The most recent time he'd had a breakdown over his inability hadn’t even a case of misunderstanding- it’d been an experiment he hadn’t been able to complete. He’d asked Chan if they had any water droppers (it was something about cohesion), and the other boy had looked at him oddly and said, “no”. He’d tried to help Jeongin look for one, but something about it had made the latter feel so pathetic, so awful that he’d started to fidget. Chan had suggested an alternative, kept on talking and was still watching Jeongin carefully. Jeongin had just shook his head fiercely and left the room, trying his hardest not to slam his bedroom door.
A slithering anxiety crawled up his neck, and he started sobbing. Shaking back and forth, hearing his bed springs creak under his weight. It had started like a normal panic attack, but it slowly turned into something else. Jeongin was pissed. At Chan, for making him feel like a dumbass. At school, for making him feel like he was worthless without booksmarts. And, most of all, at himself, for being so dependent on others and sensitive to the stupidest things. He wanted to punch someone, kick someone, show them how fucking awful he was.
He’d felt this kind of anger before, and it was never nice, but this time it was amplified, stinging under his skin. His arms fizzled like firecrackers, tension lining up his forearms and making them tremble. The only way he could think to dull it was to get it out. So, he punched the wall.
Its bumpy texture made the hit worse, grating against his hands and turning them red. But that didn't alarm Jeongin, it made him want it more. He wanted himself to feel the same pain the others felt when they saw another “B” on his report card, another failed assignment he forgot to turn in. So, he punched it with the side of his hand again, then with his knuckles, barely noticing the scraping and bleeding of them.
It wasn’t working anymore. Jeongin screamed, so loud someone must’ve heard, and looked around hastily for something, anything to get the wiggling fury out of his bloodstream.

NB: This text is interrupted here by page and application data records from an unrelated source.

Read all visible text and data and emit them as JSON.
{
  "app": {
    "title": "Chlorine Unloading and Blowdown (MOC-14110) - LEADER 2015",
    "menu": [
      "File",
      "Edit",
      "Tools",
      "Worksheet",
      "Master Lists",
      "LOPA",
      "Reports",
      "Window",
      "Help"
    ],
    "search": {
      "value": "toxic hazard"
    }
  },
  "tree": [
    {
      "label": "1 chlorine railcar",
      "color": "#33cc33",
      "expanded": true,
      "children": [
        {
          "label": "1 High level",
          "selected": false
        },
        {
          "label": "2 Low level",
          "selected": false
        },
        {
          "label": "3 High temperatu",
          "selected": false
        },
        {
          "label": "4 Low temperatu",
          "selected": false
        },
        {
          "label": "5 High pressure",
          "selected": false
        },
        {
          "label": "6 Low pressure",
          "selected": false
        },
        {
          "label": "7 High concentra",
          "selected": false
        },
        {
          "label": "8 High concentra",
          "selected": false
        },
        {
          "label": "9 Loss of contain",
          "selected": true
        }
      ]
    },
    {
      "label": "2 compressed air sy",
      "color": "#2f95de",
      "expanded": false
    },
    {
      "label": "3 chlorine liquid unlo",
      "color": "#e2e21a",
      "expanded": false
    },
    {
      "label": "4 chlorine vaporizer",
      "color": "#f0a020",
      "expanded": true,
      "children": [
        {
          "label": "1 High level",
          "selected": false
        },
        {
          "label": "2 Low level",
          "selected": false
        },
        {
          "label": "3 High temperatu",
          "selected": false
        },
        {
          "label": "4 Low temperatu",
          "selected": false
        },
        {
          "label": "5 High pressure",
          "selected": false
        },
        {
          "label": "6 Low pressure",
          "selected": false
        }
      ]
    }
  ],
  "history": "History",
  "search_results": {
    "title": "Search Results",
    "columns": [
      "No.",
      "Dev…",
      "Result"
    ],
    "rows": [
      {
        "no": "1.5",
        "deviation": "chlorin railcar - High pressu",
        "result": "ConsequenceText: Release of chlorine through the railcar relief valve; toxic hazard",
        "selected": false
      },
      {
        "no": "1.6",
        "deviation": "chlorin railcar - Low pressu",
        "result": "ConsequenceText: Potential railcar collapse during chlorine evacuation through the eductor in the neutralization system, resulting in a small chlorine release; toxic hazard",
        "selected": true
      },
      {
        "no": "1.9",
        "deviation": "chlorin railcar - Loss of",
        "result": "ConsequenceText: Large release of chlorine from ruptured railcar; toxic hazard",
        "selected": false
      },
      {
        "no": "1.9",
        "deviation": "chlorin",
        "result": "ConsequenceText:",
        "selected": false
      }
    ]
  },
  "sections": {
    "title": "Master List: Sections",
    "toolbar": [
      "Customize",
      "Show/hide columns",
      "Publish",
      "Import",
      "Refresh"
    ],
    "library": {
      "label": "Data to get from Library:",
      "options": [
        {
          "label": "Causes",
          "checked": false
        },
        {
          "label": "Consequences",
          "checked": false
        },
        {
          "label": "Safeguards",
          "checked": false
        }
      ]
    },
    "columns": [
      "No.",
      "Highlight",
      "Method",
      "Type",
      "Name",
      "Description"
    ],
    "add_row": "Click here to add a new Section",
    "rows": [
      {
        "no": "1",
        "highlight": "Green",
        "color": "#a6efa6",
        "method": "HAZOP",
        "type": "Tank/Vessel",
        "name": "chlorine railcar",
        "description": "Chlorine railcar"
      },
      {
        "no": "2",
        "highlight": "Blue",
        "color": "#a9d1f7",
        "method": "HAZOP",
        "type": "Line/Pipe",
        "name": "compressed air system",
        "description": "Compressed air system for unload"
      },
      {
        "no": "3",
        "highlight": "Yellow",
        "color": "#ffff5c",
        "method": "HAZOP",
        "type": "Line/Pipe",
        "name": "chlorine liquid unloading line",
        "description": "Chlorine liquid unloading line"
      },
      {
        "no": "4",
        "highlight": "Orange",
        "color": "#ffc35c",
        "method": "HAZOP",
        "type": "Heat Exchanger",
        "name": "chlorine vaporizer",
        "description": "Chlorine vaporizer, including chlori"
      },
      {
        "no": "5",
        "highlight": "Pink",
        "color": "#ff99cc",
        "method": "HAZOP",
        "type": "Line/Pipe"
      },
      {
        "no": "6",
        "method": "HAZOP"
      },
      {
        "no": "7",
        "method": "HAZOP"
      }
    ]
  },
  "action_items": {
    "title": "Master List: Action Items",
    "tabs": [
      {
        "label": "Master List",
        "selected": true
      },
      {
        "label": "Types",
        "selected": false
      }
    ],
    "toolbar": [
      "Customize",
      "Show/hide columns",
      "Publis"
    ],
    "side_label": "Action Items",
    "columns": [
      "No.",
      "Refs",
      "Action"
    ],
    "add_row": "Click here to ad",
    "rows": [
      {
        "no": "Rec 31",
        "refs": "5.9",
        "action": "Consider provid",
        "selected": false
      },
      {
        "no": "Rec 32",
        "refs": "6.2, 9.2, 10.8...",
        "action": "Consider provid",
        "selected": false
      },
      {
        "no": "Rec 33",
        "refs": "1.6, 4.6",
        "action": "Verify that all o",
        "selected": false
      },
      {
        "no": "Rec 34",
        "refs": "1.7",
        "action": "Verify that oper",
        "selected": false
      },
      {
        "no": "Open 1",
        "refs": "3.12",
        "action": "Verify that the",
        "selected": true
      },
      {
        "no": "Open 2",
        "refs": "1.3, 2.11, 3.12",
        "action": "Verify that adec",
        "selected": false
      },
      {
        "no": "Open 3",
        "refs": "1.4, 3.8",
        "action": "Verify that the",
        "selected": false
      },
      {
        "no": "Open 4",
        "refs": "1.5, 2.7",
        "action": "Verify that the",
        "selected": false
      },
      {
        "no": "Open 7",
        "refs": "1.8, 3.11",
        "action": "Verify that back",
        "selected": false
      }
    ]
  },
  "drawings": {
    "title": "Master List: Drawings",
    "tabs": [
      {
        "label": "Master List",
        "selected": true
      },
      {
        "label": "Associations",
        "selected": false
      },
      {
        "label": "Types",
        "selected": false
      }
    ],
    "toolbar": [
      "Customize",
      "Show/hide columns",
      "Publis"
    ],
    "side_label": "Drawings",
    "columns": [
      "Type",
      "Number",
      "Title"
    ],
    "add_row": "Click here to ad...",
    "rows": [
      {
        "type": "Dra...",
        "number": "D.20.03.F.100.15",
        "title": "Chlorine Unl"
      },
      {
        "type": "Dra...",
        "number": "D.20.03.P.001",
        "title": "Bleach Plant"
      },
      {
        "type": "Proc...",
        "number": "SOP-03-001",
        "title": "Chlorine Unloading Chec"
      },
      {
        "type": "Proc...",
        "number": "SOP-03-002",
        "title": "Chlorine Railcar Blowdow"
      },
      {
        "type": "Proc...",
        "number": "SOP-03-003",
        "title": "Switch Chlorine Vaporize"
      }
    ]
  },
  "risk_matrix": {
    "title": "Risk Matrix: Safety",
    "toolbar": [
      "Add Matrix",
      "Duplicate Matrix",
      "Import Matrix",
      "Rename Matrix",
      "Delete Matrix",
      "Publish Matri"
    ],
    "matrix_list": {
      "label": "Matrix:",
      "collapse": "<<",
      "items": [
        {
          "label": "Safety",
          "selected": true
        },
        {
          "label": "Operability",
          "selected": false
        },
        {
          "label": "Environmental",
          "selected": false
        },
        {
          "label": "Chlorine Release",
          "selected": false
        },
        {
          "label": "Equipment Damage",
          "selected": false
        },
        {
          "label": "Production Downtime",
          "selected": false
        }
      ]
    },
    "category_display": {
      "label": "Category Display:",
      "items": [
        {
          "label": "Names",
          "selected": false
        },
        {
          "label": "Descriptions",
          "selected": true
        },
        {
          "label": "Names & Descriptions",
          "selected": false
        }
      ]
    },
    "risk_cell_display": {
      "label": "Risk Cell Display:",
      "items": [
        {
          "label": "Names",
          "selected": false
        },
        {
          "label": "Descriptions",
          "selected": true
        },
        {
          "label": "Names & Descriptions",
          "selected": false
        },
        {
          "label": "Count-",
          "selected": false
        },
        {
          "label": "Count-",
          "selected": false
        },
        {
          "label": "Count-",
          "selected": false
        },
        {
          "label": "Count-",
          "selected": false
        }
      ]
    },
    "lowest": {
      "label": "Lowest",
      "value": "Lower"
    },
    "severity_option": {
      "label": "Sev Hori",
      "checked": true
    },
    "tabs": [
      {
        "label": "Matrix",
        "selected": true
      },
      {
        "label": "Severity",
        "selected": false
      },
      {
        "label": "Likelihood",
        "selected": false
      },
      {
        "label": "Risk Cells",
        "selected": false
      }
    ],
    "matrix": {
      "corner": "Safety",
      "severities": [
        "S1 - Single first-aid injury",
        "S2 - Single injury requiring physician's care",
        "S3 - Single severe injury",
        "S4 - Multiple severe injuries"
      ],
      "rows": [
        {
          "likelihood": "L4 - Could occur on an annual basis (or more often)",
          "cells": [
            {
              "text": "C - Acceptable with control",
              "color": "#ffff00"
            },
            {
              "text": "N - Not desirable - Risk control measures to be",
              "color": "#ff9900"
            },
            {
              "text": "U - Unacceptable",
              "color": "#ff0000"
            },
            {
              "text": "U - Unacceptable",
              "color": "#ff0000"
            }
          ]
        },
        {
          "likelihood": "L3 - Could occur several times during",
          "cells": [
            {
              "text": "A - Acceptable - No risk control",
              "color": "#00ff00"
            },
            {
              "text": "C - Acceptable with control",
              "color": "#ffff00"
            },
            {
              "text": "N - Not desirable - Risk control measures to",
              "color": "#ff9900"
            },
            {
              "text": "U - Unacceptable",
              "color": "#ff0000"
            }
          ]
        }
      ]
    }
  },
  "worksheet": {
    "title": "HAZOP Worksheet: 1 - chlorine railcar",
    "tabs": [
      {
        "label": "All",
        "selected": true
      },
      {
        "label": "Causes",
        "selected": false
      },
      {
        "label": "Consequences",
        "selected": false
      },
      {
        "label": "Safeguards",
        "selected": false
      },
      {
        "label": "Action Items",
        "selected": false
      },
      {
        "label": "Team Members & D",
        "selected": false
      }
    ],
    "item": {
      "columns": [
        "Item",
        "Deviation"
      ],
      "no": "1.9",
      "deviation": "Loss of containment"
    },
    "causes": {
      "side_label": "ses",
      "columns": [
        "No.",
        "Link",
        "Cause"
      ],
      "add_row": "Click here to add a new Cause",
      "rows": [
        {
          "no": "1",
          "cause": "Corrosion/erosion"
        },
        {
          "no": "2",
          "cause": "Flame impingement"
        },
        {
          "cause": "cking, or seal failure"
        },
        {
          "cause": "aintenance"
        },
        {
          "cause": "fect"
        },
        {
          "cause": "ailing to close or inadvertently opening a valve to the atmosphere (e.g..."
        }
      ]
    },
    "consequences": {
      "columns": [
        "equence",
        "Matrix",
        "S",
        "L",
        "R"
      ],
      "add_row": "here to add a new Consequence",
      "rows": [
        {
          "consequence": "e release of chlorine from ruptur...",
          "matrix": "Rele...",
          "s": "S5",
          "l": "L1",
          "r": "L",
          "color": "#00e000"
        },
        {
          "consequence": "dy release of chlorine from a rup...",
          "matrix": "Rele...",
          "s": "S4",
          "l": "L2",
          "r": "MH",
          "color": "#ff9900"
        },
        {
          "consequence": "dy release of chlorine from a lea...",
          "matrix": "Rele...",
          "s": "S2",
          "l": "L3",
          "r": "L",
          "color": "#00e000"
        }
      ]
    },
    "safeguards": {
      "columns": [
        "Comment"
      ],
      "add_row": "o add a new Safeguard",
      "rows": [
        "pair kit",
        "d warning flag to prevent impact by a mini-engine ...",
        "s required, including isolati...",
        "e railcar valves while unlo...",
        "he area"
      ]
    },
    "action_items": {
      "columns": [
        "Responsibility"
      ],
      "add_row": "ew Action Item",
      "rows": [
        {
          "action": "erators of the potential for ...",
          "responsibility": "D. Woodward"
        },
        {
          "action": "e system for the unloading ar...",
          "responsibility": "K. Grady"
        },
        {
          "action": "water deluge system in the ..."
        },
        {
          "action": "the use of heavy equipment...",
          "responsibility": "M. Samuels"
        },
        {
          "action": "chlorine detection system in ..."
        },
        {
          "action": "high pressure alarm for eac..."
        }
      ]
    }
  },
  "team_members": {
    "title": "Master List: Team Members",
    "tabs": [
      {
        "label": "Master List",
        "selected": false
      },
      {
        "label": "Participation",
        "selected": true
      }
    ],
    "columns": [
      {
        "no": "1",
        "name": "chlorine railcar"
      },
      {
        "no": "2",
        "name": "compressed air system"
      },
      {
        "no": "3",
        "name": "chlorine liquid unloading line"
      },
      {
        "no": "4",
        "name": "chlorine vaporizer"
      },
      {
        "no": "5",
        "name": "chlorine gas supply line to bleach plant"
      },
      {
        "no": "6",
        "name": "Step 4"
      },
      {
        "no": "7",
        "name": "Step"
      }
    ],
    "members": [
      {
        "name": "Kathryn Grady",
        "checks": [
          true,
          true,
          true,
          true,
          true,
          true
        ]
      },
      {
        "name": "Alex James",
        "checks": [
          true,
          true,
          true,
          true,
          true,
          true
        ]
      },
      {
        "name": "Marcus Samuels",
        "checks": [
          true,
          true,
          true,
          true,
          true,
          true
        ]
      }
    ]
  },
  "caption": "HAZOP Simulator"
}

There was a package of colored pencils on his nightstand. He tossed himself onto his side and grabbed them, feeling the weight of them in his hands.
What happened next was not something he was proud of, and not something he’d ever seen himself doing.
He chucked the box across the room, watching as it ricocheted off the wall and burst open. Colored pencils scattered themselves amongst the clutter on the floor, rolling and tumbling this way and that. Jeongin startled himself with the volume of them hitting the wall. It made something in him loosen, so he looked over again. A water bottle.
It hit the wall, thunking heavily and not-at-all satisfyingly. Frustrated, Jeongin bent over again to pick up a hardcover book. He flung it with more strength than the other two, and it flew open midair, slapping against the same surface. Slowly, the mania started to drip away, leaving Jeongin to stare blankly at the mess.
Pencils all over the floor, what water was left in the bottle in a puddle, and a book face-down next to it. Jeongin regretted ever buying a fifty pack as he stared at all of the art utensils sitting there. He began to sob. I’m going to have to clean that. He curled up and let his hands bury in his hair, feeling the resounding pulsating of the red skin.
It felt good, so he unfolded his arms and hit them, hard. It ached, so he did it again in the same place, then another. He hoped they would bruise.
That was all Jeongin really wanted. A physical thing to show that he wasn’t making this up, to make him feel less like he was making this up. That his thoughts were fake, his feelings were made up out of a desire to be special. The one thing he knew to be true, above all, was that Jeongin wasn't smart. Not in the slightest.